**ASSIGNMENT**. All of the data below should be written out exactly.

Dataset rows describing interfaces
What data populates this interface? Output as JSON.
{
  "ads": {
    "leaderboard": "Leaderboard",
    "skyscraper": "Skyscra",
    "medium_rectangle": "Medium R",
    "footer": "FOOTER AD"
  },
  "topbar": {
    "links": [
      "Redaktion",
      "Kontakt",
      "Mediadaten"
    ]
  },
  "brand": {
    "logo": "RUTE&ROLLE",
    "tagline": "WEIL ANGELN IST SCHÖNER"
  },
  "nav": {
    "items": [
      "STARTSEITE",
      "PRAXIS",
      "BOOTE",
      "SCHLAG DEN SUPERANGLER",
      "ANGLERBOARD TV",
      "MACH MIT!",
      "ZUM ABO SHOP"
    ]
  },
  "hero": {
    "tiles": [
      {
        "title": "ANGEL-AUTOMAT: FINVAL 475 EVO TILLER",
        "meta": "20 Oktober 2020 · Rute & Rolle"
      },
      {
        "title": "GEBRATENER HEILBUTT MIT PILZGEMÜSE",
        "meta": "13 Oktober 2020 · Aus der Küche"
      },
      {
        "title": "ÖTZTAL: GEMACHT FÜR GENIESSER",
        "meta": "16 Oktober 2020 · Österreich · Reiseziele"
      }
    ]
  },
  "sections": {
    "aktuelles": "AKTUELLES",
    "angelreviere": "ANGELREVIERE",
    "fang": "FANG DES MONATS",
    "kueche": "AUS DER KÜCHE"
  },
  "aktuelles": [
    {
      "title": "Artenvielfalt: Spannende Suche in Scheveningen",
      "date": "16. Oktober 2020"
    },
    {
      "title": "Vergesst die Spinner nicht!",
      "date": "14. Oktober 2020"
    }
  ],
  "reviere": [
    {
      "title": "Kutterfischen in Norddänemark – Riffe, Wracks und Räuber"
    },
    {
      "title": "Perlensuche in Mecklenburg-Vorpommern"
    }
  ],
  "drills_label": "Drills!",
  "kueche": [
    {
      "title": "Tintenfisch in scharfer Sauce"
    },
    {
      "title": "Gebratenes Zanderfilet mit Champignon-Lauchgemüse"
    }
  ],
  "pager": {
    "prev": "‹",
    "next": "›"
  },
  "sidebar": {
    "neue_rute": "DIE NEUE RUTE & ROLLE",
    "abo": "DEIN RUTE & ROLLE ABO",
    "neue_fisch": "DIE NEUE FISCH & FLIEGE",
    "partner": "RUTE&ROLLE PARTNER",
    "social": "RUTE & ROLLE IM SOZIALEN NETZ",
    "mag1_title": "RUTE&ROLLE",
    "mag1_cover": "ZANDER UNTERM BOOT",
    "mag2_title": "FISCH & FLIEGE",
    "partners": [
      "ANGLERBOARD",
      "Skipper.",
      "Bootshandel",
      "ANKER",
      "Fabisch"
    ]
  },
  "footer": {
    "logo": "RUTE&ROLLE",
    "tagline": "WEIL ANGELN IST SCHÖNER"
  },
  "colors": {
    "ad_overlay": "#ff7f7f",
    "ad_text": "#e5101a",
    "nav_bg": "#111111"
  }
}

**RESPONSE AREA**.
What data populates this interface? Output as JSON.
{
  "ads": {
    "leaderboard": "Leaderboard",
    "skyscraper": "Skyscra",
    "medium_rectangle": "Medium R",
    "footer": "FOOTER AD"
  },
  "topbar": {
    "links": [
      "Redaktion",
      "Kontakt",
      "Mediadaten"
    ]
  },
  "brand": {
    "logo": "RUTE&ROLLE",
    "tagline": "WEIL ANGELN IST SCHÖNER"
  },
  "nav": {
    "items": [
      "STARTSEITE",
      "PRAXIS",
      "BOOTE",
      "SCHLAG DEN SUPERANGLER",
      "ANGLERBOARD TV",
      "MACH MIT!",
      "ZUM ABO SHOP"
    ]
  },
  "hero": {
    "tiles": [
      {
        "title": "ANGEL-AUTOMAT: FINVAL 475 EVO TILLER",
        "meta": "20 Oktober 2020 · Rute & Rolle"
      },
      {
        "title": "GEBRATENER HEILBUTT MIT PILZGEMÜSE",
        "meta": "13 Oktober 2020 · Aus der Küche"
      },
      {
        "title": "ÖTZTAL: GEMACHT FÜR GENIESSER",
        "meta": "16 Oktober 2020 · Österreich · Reiseziele"
      }
    ]
  },
  "sections": {
    "aktuelles": "AKTUELLES",
    "angelreviere": "ANGELREVIERE",
    "fang": "FANG DES MONATS",
    "kueche": "AUS DER KÜCHE"
  },
  "aktuelles": [
    {
      "title": "Artenvielfalt: Spannende Suche in Scheveningen",
      "date": "16. Oktober 2020"
    },
    {
      "title": "Vergesst die Spinner nicht!",
      "date": "14. Oktober 2020"
    }
  ],
  "reviere": [
    {
      "title": "Kutterfischen in Norddänemark – Riffe, Wracks und Räuber"
    },
    {
      "title": "Perlensuche in Mecklenburg-Vorpommern"
    }
  ],
  "drills_label": "Drills!",
  "kueche": [
    {
      "title": "Tintenfisch in scharfer Sauce"
    },
    {
      "title": "Gebratenes Zanderfilet mit Champignon-Lauchgemüse"
    }
  ],
  "pager": {
    "prev": "‹",
    "next": "›"
  },
  "sidebar": {
    "neue_rute": "DIE NEUE RUTE & ROLLE",
    "abo": "DEIN RUTE & ROLLE ABO",
    "neue_fisch": "DIE NEUE FISCH & FLIEGE",
    "partner": "RUTE&ROLLE PARTNER",
    "social": "RUTE & ROLLE IM SOZIALEN NETZ",
    "mag1_title": "RUTE&ROLLE",
    "mag1_cover": "ZANDER UNTERM BOOT",
    "mag2_title": "FISCH & FLIEGE",
    "partners": [
      "ANGLERBOARD",
      "Skipper.",
      "Bootshandel",
      "ANKER",
      "Fabisch"
    ]
  },
  "footer": {
    "logo": "RUTE&ROLLE",
    "tagline": "WEIL ANGELN IST SCHÖNER"
  },
  "colors": {
    "ad_overlay": "#ff7f7f",
    "ad_text": "#e5101a",
    "nav_bg": "#111111"
  }
}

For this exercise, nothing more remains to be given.